[Data records for software interfaces]
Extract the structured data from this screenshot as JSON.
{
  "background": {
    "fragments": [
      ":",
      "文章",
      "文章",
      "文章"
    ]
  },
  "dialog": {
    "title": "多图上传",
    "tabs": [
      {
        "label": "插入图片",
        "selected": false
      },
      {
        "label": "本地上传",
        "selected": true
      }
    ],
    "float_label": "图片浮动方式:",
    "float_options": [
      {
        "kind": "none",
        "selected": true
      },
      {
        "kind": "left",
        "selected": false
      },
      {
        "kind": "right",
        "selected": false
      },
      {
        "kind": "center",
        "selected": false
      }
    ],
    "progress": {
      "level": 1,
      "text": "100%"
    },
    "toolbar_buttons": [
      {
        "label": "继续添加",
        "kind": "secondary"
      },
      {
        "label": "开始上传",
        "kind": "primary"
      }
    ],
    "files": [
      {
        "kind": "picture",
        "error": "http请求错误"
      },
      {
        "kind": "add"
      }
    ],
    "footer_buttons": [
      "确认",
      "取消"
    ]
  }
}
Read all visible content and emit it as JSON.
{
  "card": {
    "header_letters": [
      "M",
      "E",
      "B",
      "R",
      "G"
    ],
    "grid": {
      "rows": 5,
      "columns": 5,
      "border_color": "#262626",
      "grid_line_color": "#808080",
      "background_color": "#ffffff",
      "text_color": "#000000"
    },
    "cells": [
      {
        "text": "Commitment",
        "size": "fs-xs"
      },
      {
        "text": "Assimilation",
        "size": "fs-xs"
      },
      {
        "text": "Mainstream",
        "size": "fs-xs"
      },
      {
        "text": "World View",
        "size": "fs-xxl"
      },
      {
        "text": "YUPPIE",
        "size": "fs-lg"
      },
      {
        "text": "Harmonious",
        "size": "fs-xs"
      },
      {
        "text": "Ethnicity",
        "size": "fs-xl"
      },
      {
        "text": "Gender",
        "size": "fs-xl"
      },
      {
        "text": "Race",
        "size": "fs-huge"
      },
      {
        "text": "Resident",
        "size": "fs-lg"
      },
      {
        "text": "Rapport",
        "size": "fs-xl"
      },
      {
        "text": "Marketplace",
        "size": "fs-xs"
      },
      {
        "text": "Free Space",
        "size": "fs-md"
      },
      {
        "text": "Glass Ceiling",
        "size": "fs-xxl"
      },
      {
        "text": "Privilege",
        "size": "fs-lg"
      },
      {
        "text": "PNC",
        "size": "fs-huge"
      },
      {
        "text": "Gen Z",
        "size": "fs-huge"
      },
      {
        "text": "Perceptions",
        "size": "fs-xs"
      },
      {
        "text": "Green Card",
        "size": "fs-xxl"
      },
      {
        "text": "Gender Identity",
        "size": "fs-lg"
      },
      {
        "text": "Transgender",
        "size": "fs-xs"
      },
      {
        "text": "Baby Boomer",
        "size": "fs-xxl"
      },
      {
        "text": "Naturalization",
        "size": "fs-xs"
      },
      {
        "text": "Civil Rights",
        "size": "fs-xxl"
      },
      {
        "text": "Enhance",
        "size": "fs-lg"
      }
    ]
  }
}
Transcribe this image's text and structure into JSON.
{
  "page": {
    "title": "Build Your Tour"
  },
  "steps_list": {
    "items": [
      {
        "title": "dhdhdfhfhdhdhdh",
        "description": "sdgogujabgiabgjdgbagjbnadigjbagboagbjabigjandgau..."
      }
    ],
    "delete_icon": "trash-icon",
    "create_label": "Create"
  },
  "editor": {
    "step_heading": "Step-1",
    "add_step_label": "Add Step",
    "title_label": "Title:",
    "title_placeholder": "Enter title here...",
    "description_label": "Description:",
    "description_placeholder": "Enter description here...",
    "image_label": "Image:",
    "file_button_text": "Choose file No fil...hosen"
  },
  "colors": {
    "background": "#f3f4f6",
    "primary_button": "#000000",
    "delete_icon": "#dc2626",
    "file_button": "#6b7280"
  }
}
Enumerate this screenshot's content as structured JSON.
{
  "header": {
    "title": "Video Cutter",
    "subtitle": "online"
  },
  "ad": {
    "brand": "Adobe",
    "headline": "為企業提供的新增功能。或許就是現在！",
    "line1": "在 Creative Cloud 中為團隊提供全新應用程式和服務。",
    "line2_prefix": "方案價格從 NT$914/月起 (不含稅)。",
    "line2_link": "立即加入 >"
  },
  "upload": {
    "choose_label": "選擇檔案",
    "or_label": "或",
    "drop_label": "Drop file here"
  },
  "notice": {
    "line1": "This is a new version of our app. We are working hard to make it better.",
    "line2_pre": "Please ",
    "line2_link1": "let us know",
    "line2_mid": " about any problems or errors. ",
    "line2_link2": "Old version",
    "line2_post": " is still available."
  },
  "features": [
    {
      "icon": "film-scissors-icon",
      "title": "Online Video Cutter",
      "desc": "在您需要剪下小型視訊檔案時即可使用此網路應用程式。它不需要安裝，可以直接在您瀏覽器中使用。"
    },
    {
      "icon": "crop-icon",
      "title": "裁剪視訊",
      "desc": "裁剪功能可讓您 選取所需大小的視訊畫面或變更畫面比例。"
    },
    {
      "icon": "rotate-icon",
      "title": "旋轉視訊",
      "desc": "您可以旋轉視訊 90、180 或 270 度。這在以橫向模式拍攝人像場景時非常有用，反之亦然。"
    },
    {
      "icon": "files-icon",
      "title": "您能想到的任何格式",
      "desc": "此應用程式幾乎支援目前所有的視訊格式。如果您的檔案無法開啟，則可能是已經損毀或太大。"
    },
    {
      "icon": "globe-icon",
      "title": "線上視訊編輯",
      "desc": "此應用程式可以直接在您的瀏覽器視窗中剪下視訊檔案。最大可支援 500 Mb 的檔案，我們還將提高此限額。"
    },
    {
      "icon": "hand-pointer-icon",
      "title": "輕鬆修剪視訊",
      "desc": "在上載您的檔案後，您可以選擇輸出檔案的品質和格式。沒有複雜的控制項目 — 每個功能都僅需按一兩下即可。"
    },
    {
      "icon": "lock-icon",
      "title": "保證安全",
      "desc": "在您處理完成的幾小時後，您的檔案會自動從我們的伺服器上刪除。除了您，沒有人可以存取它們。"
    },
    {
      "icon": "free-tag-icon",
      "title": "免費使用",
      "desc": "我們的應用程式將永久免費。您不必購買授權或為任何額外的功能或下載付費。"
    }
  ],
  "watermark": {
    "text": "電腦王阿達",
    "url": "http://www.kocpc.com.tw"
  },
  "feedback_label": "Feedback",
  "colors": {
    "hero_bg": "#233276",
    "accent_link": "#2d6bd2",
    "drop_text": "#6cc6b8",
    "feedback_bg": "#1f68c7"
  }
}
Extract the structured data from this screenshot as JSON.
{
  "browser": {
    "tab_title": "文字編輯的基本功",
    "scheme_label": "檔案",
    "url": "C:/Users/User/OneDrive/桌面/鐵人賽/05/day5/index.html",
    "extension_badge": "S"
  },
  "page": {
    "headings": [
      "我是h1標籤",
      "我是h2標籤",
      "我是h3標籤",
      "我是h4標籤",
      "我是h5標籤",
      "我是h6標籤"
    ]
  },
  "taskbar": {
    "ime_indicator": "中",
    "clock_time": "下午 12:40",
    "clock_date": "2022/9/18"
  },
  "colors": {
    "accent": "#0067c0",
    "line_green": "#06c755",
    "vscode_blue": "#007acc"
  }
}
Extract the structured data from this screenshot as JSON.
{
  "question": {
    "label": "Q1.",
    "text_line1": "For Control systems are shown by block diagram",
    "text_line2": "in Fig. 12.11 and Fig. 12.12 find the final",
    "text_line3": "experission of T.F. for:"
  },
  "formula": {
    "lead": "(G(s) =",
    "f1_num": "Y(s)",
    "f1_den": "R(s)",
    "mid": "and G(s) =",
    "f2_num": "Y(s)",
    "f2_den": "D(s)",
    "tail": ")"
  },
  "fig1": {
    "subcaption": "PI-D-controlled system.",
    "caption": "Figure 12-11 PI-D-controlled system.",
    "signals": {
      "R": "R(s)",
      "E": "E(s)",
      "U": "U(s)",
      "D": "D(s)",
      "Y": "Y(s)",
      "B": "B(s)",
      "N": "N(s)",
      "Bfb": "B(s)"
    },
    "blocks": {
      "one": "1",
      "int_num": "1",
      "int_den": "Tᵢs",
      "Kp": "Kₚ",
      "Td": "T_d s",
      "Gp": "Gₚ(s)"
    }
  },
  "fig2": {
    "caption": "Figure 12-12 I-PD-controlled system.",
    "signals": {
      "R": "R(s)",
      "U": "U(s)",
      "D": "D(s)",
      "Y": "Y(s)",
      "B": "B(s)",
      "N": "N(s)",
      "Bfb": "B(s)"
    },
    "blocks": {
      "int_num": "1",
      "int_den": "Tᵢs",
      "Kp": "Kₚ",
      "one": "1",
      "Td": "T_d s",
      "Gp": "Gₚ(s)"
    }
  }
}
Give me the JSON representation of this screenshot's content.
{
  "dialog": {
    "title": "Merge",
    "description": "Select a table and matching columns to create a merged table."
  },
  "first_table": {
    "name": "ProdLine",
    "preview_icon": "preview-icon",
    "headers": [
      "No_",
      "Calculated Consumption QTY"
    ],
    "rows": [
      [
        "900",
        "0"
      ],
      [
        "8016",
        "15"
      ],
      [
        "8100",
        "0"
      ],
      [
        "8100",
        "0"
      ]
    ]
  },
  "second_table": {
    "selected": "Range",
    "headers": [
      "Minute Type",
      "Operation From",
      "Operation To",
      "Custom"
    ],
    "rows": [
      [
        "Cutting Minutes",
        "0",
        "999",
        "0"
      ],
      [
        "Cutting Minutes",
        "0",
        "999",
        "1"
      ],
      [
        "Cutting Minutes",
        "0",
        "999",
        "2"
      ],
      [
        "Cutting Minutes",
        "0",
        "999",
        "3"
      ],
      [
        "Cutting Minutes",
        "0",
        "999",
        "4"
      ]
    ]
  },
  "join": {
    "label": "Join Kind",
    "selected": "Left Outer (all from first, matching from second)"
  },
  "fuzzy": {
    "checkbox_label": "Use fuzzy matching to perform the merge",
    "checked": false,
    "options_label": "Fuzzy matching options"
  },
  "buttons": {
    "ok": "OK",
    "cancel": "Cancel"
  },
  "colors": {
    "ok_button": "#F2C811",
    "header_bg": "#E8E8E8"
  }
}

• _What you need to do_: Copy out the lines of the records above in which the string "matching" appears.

• _Result for this task_:
    "description": "Select a table and matching columns to create a merged table."
    "selected": "Left Outer (all from first, matching from second)"
    "checkbox_label": "Use fuzzy matching to perform the merge",
    "options_label": "Fuzzy matching options"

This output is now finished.